Goal of the exercise =>
Write out the data below in full. Keep it exact.

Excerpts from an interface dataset

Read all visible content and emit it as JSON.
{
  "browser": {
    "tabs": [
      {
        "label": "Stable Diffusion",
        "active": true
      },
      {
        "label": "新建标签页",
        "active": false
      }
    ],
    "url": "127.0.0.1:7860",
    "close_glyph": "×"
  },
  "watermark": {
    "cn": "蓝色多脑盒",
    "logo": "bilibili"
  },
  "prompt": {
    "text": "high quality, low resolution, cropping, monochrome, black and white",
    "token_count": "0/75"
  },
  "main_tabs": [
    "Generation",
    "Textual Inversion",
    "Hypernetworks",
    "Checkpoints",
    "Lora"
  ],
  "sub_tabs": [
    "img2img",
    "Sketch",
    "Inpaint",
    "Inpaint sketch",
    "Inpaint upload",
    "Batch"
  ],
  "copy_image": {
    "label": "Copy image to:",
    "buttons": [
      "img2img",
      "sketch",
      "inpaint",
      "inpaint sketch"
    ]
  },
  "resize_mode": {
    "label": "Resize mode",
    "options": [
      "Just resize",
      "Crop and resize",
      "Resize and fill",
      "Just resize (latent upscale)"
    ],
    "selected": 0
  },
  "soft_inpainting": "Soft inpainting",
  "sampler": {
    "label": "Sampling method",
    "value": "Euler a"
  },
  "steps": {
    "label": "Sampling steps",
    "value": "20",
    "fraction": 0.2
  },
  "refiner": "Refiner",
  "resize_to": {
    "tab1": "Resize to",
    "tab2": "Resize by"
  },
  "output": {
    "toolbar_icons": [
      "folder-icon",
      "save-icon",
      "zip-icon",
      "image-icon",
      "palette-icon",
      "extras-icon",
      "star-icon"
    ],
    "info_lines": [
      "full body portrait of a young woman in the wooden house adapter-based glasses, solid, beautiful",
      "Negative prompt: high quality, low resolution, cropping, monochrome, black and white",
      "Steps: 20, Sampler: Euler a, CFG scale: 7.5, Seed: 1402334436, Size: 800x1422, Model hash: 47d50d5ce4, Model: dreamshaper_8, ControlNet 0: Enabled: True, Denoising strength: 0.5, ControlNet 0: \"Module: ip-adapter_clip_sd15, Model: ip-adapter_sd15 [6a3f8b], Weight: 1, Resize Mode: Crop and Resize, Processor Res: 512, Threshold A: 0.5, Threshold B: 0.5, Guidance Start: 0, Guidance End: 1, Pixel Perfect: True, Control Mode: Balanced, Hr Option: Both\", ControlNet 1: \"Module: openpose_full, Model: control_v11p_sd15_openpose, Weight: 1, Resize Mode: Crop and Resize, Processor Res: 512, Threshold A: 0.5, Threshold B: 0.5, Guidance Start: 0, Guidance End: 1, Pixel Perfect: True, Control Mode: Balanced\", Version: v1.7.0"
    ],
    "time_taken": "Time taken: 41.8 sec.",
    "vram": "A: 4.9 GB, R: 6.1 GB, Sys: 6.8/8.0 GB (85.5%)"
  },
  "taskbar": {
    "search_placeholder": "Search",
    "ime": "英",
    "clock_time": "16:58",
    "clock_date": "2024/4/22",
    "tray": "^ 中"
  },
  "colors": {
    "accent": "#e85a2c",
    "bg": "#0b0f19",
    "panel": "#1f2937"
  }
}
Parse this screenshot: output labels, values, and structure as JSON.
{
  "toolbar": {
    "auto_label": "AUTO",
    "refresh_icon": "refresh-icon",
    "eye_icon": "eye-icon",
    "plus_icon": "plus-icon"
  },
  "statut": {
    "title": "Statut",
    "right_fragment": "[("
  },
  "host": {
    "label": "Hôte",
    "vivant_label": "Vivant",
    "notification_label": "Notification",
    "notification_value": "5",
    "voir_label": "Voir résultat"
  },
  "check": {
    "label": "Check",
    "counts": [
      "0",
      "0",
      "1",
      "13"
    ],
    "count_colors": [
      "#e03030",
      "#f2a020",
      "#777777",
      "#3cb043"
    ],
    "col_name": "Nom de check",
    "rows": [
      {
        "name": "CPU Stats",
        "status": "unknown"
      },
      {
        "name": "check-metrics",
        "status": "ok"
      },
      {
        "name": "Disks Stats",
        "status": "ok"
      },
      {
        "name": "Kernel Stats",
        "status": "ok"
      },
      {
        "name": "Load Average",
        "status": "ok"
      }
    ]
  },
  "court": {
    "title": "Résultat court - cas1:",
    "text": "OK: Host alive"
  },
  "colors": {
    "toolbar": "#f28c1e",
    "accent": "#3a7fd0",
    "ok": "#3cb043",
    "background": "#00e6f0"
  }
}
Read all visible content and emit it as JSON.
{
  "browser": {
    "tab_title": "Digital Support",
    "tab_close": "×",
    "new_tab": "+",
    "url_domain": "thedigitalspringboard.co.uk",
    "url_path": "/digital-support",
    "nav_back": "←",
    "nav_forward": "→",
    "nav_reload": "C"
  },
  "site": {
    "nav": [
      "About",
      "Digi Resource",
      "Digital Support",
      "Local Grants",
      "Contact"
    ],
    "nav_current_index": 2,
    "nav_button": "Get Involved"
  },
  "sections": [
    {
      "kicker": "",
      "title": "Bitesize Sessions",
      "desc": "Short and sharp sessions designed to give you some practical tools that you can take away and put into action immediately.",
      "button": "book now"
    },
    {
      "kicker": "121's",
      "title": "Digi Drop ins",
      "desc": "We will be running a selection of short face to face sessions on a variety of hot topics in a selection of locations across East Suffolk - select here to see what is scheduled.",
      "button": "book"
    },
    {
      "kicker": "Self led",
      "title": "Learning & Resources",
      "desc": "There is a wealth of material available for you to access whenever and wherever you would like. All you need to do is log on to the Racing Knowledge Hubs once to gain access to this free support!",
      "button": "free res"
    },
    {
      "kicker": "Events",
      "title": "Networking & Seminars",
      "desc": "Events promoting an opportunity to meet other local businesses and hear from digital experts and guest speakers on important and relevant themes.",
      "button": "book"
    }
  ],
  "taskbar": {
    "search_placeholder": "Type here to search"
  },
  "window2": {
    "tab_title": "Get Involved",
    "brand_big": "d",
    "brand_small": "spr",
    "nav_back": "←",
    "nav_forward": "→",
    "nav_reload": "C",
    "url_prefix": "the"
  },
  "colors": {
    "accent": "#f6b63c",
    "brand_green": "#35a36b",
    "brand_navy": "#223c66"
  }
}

Written answer =>
Read all visible content and emit it as JSON.
{
  "browser": {
    "tabs": [
      {
        "label": "Stable Diffusion",
        "active": true
      },
      {
        "label": "新建标签页",
        "active": false
      }
    ],
    "url": "127.0.0.1:7860",
    "close_glyph": "×"
  },
  "watermark": {
    "cn": "蓝色多脑盒",
    "logo": "bilibili"
  },
  "prompt": {
    "text": "high quality, low resolution, cropping, monochrome, black and white",
    "token_count": "0/75"
  },
  "main_tabs": [
    "Generation",
    "Textual Inversion",
    "Hypernetworks",
    "Checkpoints",
    "Lora"
  ],
  "sub_tabs": [
    "img2img",
    "Sketch",
    "Inpaint",
    "Inpaint sketch",
    "Inpaint upload",
    "Batch"
  ],
  "copy_image": {
    "label": "Copy image to:",
    "buttons": [
      "img2img",
      "sketch",
      "inpaint",
      "inpaint sketch"
    ]
  },
  "resize_mode": {
    "label": "Resize mode",
    "options": [
      "Just resize",
      "Crop and resize",
      "Resize and fill",
      "Just resize (latent upscale)"
    ],
    "selected": 0
  },
  "soft_inpainting": "Soft inpainting",
  "sampler": {
    "label": "Sampling method",
    "value": "Euler a"
  },
  "steps": {
    "label": "Sampling steps",
    "value": "20",
    "fraction": 0.2
  },
  "refiner": "Refiner",
  "resize_to": {
    "tab1": "Resize to",
    "tab2": "Resize by"
  },
  "output": {
    "toolbar_icons": [
      "folder-icon",
      "save-icon",
      "zip-icon",
      "image-icon",
      "palette-icon",
      "extras-icon",
      "star-icon"
    ],
    "info_lines": [
      "full body portrait of a young woman in the wooden house adapter-based glasses, solid, beautiful",
      "Negative prompt: high quality, low resolution, cropping, monochrome, black and white",
      "Steps: 20, Sampler: Euler a, CFG scale: 7.5, Seed: 1402334436, Size: 800x1422, Model hash: 47d50d5ce4, Model: dreamshaper_8, ControlNet 0: Enabled: True, Denoising strength: 0.5, ControlNet 0: \"Module: ip-adapter_clip_sd15, Model: ip-adapter_sd15 [6a3f8b], Weight: 1, Resize Mode: Crop and Resize, Processor Res: 512, Threshold A: 0.5, Threshold B: 0.5, Guidance Start: 0, Guidance End: 1, Pixel Perfect: True, Control Mode: Balanced, Hr Option: Both\", ControlNet 1: \"Module: openpose_full, Model: control_v11p_sd15_openpose, Weight: 1, Resize Mode: Crop and Resize, Processor Res: 512, Threshold A: 0.5, Threshold B: 0.5, Guidance Start: 0, Guidance End: 1, Pixel Perfect: True, Control Mode: Balanced\", Version: v1.7.0"
    ],
    "time_taken": "Time taken: 41.8 sec.",
    "vram": "A: 4.9 GB, R: 6.1 GB, Sys: 6.8/8.0 GB (85.5%)"
  },
  "taskbar": {
    "search_placeholder": "Search",
    "ime": "英",
    "clock_time": "16:58",
    "clock_date": "2024/4/22",
    "tray": "^ 中"
  },
  "colors": {
    "accent": "#e85a2c",
    "bg": "#0b0f19",
    "panel": "#1f2937"
  }
}
Parse this screenshot: output labels, values, and structure as JSON.
{
  "toolbar": {
    "auto_label": "AUTO",
    "refresh_icon": "refresh-icon",
    "eye_icon": "eye-icon",
    "plus_icon": "plus-icon"
  },
  "statut": {
    "title": "Statut",
    "right_fragment": "[("
  },
  "host": {
    "label": "Hôte",
    "vivant_label": "Vivant",
    "notification_label": "Notification",
    "notification_value": "5",
    "voir_label": "Voir résultat"
  },
  "check": {
    "label": "Check",
    "counts": [
      "0",
      "0",
      "1",
      "13"
    ],
    "count_colors": [
      "#e03030",
      "#f2a020",
      "#777777",
      "#3cb043"
    ],
    "col_name": "Nom de check",
    "rows": [
      {
        "name": "CPU Stats",
        "status": "unknown"
      },
      {
        "name": "check-metrics",
        "status": "ok"
      },
      {
        "name": "Disks Stats",
        "status": "ok"
      },
      {
        "name": "Kernel Stats",
        "status": "ok"
      },
      {
        "name": "Load Average",
        "status": "ok"
      }
    ]
  },
  "court": {
    "title": "Résultat court - cas1:",
    "text": "OK: Host alive"
  },
  "colors": {
    "toolbar": "#f28c1e",
    "accent": "#3a7fd0",
    "ok": "#3cb043",
    "background": "#00e6f0"
  }
}
Read all visible content and emit it as JSON.
{
  "browser": {
    "tab_title": "Digital Support",
    "tab_close": "×",
    "new_tab": "+",
    "url_domain": "thedigitalspringboard.co.uk",
    "url_path": "/digital-support",
    "nav_back": "←",
    "nav_forward": "→",
    "nav_reload": "C"
  },
  "site": {
    "nav": [
      "About",
      "Digi Resource",
      "Digital Support",
      "Local Grants",
      "Contact"
    ],
    "nav_current_index": 2,
    "nav_button": "Get Involved"
  },
  "sections": [
    {
      "kicker": "",
      "title": "Bitesize Sessions",
      "desc": "Short and sharp sessions designed to give you some practical tools that you can take away and put into action immediately.",
      "button": "book now"
    },
    {
      "kicker": "121's",
      "title": "Digi Drop ins",
      "desc": "We will be running a selection of short face to face sessions on a variety of hot topics in a selection of locations across East Suffolk - select here to see what is scheduled.",
      "button": "book"
    },
    {
      "kicker": "Self led",
      "title": "Learning & Resources",
      "desc": "There is a wealth of material available for you to access whenever and wherever you would like. All you need to do is log on to the Racing Knowledge Hubs once to gain access to this free support!",
      "button": "free res"
    },
    {
      "kicker": "Events",
      "title": "Networking & Seminars",
      "desc": "Events promoting an opportunity to meet other local businesses and hear from digital experts and guest speakers on important and relevant themes.",
      "button": "book"
    }
  ],
  "taskbar": {
    "search_placeholder": "Type here to search"
  },
  "window2": {
    "tab_title": "Get Involved",
    "brand_big": "d",
    "brand_small": "spr",
    "nav_back": "←",
    "nav_forward": "→",
    "nav_reload": "C",
    "url_prefix": "the"
  },
  "colors": {
    "accent": "#f6b63c",
    "brand_green": "#35a36b",
    "brand_navy": "#223c66"
  }
}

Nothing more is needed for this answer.